Rosemary is a fragrant, evergreen herb that has characteristic pointy green leaves and bright blue, white or purple flowers. Although native to the Mediterranean, this plant is hardy and thrives in many parts of the world. Droughts and cold weather will not bother it.
If you’ve ever tried growing rosemary at home you’ll have probably found it grows like a weed. You’ll never have to visit the supermarket to buy this ingredient again once it’s established itself. The only challenge will be to keep it pruned back. An added bonus of growing rosemary is that it will help ward off pesky insects in summer.
Back in 500 BC the Romans and Greeks used rosemary for food, medicine and even for rituals such as weddings and funerals.
Best uses for rosemary in the kitchen
Rosemary has a strong, bitter flavor with a mild hint of pine. It is a tasty additive to many dishes including:
- sprinkled on roast lamb
- used in stuffing for roast meats
- tossed fresh into a salad
- sprinkled over barbecued food
- steeped as a tea
- mixed with salt and butter
- rosemary potatoes
- fruit salads
Alternatives to Fresh Rosemary
There are a wide range of recipes that include rosemary as an ingredient – thanks to it’s mosaic of complex flavors. If you ever find yourself without this key ingredient, you can still save the dish!
Fresh rosemary is unique so it’s hard to completely compensate if you don’t have it. However, you still have some great options at your fingertips.
1. Dried Rosemary
For every teaspoon of fresh rosemary, use 1/3 tsp of the dried version instead.
The subtle, slightly minty flavor makes it an excellent option.
Bitter, earthy notes, in many ways similar to rosemary.
Spicy, pungent and bitter offering a lovely sweet aroma.
For many recipes I simple pick the rosemary leaves off the stem and sprinkle them over the meat or vegetables. If a recipe calls for the herb to be finely chopped then keep reading.
What you’ll need: Chopping board and sharp knife.
How it’s done: Take a sprig of rosemary and gently remove the leaves.
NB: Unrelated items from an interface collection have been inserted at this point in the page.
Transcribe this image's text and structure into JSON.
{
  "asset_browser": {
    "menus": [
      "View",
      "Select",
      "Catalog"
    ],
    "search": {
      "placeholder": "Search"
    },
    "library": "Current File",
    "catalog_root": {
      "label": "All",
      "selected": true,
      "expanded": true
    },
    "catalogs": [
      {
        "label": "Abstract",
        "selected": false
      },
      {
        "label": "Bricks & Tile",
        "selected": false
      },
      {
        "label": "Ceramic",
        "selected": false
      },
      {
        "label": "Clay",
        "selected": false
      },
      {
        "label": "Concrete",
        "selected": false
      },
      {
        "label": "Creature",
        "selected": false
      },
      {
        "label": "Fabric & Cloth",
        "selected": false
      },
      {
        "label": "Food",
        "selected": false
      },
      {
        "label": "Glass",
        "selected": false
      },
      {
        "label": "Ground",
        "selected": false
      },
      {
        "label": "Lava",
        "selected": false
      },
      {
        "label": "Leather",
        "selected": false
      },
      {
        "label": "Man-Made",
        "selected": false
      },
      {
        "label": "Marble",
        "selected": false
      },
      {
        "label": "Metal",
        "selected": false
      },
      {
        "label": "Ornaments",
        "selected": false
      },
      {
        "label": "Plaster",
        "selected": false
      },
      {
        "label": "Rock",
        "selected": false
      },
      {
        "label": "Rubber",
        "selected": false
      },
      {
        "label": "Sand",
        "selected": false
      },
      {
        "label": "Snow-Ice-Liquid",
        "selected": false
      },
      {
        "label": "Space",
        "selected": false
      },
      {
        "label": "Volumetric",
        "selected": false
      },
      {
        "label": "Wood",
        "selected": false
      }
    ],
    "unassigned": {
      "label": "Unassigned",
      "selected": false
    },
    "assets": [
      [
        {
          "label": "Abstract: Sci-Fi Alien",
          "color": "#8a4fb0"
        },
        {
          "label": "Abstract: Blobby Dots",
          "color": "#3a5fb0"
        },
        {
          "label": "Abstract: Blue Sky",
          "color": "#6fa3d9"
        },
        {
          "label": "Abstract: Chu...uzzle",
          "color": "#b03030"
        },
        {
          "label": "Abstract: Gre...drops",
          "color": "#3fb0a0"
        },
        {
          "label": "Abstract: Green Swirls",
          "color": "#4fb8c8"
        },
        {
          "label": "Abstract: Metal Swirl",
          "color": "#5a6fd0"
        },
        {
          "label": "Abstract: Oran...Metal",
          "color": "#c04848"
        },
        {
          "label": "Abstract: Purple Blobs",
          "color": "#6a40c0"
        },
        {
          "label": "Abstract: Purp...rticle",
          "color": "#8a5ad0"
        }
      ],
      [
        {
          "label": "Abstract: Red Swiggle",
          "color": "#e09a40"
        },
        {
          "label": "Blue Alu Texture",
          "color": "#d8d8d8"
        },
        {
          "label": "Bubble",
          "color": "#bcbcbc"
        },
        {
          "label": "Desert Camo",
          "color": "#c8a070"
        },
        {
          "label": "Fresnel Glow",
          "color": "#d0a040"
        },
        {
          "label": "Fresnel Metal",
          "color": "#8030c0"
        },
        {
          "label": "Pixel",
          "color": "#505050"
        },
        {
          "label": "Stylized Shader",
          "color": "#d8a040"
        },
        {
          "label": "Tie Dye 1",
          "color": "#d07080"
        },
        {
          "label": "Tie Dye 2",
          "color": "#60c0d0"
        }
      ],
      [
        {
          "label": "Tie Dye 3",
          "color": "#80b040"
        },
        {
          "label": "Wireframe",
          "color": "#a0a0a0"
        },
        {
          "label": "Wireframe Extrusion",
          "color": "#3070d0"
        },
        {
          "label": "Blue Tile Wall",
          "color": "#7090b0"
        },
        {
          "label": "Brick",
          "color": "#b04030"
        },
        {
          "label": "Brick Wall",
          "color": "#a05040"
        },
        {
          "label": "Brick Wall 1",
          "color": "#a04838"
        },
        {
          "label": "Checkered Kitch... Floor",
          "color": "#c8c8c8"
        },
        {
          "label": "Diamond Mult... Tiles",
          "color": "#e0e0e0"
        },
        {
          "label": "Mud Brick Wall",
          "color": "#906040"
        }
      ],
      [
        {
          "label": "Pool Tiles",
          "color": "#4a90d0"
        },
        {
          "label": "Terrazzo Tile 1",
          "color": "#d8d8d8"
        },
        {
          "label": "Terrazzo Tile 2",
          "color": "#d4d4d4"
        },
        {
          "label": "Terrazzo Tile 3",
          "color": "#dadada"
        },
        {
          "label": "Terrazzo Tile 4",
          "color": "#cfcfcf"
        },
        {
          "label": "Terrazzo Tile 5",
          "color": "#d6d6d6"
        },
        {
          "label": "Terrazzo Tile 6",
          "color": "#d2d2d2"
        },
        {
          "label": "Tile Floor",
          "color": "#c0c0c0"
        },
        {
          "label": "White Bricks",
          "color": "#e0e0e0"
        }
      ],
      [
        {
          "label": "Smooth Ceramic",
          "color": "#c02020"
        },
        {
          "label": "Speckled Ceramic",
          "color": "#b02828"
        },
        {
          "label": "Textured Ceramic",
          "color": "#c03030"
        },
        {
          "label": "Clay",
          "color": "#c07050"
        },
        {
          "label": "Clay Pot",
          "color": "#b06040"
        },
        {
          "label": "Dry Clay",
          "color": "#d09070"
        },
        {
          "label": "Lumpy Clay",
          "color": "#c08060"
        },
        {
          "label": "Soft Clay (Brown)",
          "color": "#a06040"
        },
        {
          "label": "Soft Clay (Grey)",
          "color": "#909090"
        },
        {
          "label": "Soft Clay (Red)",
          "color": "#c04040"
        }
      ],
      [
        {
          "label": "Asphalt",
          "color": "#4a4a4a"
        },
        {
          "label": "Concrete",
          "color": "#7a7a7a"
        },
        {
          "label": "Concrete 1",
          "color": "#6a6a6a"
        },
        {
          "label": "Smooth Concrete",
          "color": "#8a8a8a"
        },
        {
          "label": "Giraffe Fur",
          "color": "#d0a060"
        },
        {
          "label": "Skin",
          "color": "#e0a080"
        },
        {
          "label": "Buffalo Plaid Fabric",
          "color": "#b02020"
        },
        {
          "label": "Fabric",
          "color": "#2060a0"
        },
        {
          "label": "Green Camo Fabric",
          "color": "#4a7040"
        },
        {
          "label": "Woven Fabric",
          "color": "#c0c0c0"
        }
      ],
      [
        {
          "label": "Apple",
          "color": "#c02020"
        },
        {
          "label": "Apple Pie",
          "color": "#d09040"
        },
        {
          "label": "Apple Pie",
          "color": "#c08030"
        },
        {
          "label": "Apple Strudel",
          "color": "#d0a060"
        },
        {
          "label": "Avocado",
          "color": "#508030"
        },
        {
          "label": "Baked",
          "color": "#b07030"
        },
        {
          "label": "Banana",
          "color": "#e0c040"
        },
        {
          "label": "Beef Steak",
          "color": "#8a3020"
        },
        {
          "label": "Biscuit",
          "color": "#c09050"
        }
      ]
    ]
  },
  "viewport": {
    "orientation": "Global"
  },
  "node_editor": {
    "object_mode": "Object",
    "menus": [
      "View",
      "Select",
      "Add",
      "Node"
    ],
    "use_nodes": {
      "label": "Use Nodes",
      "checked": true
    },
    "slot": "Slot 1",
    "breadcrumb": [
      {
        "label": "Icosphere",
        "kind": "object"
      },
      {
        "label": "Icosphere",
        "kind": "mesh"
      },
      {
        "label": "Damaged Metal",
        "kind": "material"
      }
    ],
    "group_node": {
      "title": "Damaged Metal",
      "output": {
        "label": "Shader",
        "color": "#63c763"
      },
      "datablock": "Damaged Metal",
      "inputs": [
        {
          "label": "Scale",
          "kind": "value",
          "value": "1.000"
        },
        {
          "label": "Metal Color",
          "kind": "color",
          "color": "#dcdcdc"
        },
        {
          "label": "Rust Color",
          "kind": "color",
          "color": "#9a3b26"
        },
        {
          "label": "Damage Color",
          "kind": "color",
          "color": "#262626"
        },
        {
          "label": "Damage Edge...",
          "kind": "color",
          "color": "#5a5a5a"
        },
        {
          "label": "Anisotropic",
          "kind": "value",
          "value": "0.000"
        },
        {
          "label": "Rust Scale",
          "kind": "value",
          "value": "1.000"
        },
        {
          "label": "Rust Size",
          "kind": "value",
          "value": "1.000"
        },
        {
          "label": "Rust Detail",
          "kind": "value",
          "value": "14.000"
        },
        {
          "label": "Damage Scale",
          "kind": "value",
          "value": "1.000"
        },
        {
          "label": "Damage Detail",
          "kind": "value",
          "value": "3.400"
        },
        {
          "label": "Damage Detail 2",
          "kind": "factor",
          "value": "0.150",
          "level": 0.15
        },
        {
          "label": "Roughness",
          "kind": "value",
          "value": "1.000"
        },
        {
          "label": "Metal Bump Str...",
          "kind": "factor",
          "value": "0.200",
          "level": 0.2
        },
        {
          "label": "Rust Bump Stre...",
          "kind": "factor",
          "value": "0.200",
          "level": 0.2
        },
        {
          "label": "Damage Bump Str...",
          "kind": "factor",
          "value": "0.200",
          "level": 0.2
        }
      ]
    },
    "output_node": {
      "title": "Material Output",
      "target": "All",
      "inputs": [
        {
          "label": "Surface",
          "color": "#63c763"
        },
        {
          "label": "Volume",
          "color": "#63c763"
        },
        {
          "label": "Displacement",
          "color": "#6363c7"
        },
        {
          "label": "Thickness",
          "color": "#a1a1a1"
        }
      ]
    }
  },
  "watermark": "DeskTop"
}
Place them on the chopping board and bunch them together tightly before slicing them into fine pieces.
- If you have sprigs with the leaves still intact you can fill a glass with water and place the herbs in there until you’re ready to use.
- Lightly wrap unused rosemary in a damp paper towel then place in a plastic bag or a plastic container. It will last 1-2 weeks refrigerated.
How to make rosemary potatoes
This is a hugely popular dish that pairs perfectly with roast lamb, chicken or fish. An excellent midweek recipe if you don’t have time for long-winded recipes!
- 2 Tbsp olive oil
- 3 lb diced potatoes
- 6 cloves garlic (minced)
- Salt and pepper
- 2 Tbsp rosemary (chopped finely)
- Preheat oven to 400°F.
- Coat potatoes with oil.
- Stir in garlic until well combined.
- Season with salt and pepper to taste.
- Add potatoes to a lined oven tray in one layer.
- Pop into the oven for 40 minutes (or until crispy).
- Once cooked, sprinkle with rosemary and add additional seasoning if required.
Note: If you are looking for an alternative roast potato recipe that is a little more indulgent then try this recipe for potatoes that are roasted in duck fat. They give the potato skins a crispy texture and extra flavor that you won’t get from using olive oil.
Now that you know a little more about rosemary, you may want to check out one of these guides: sage substitutes or tarragon substitutes. It’s amazing how often we go to the store to buy an entire container of dried herbs for one recipe, never to use it again. A better option could be to simply use an alternative that you may already have in the cupboard.